This past Sunday I was hard at work assisting an entrepreneur I’ve been in touch with for some time now with some basic product development. My two housemates, Tim and Andy, had just returned from a dinner run with subs and chips and were munching away at their sandwiches while having a heated debate over where we should all go for our next break. Suddenly, Tim received a call from his cousin. The phone conversation lasted approximately five minutes during which time Andy increasingly became more and more uncomfortable. At first he simply gnawed away at his sandwich while pretending to ignore the phone conversation. After a few minutes of restlessly rapping his knuckles on a coffee table Andy flipped on the television set in the room and started watching ESPN until Tim finished his phone call.
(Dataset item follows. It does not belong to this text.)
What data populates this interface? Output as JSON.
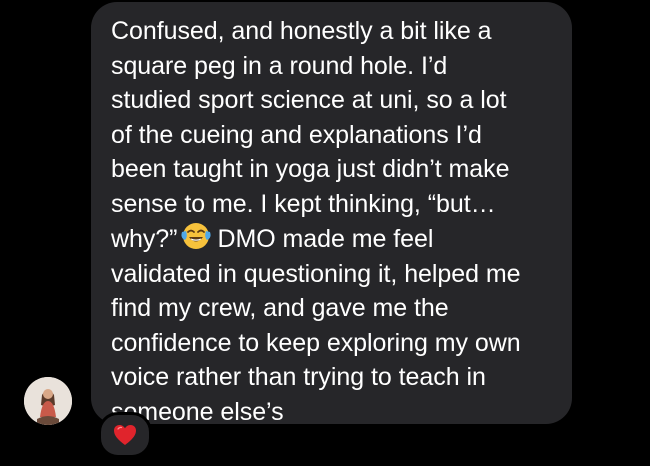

Before Tim’ received the call from his cousin, he and Andy were both withs. As such they had been giving their full attention to each other and the debate at hand: vacation plans. Together they had a common identity or purpose which helped them avoid feeling vulnerable despite the fact that they were in a public place. However, the moment Tim received the call from his cousin on his cell phone, the relationship changed. Andy quickly became a single and Tim became a “with” with his cousin who was on the phone.
As a result, Andy began to feel awkward and vulnerable. Because of these feelings of awkwardness and vulnerability, Andy tried very hard to do several things. First, he tried to pretend that he was not listening to Tim’s conversation. This could be seen by the fact that he oriented his body away from Tim in an effort to give James more privacy. The second thing Andy did was to attempt to appear occupied. He first preoccupied himself by ravenously downing his sub and then moved on to watching television. Both of these actions were attempts to appear occupied and socially adept.
Applicability of Identified Social Practices
In her work on social interaction in the wireless era, Lee Humphreys identifies a number of social practices—many of which still apply today. Caller hegemony—or the idea that the person making the phone call has power over the call recipient is still prevalent. This is primarily true because the caller has all the information on why the call is being made and what the topic of discussion is going to be. Nevertheless, the rise of caller ID has taken away some of that power as the recipient now at least has an idea of where the incoming call is coming from.
The rise of texting is an even larger break from the social practices identified by Humphrey. It is becoming more of a social norm to carry on a text message conversation while interacting with someone completely different face to face. This is a result of the fact that text message conversations require less time and energy on behalf of the texter relative to a phone-to-phone converser. Thus, an individual can potentially be a “with” with a face-to-face entity and a CMC entity simultaneously. This is especially true if one is good at multitasking.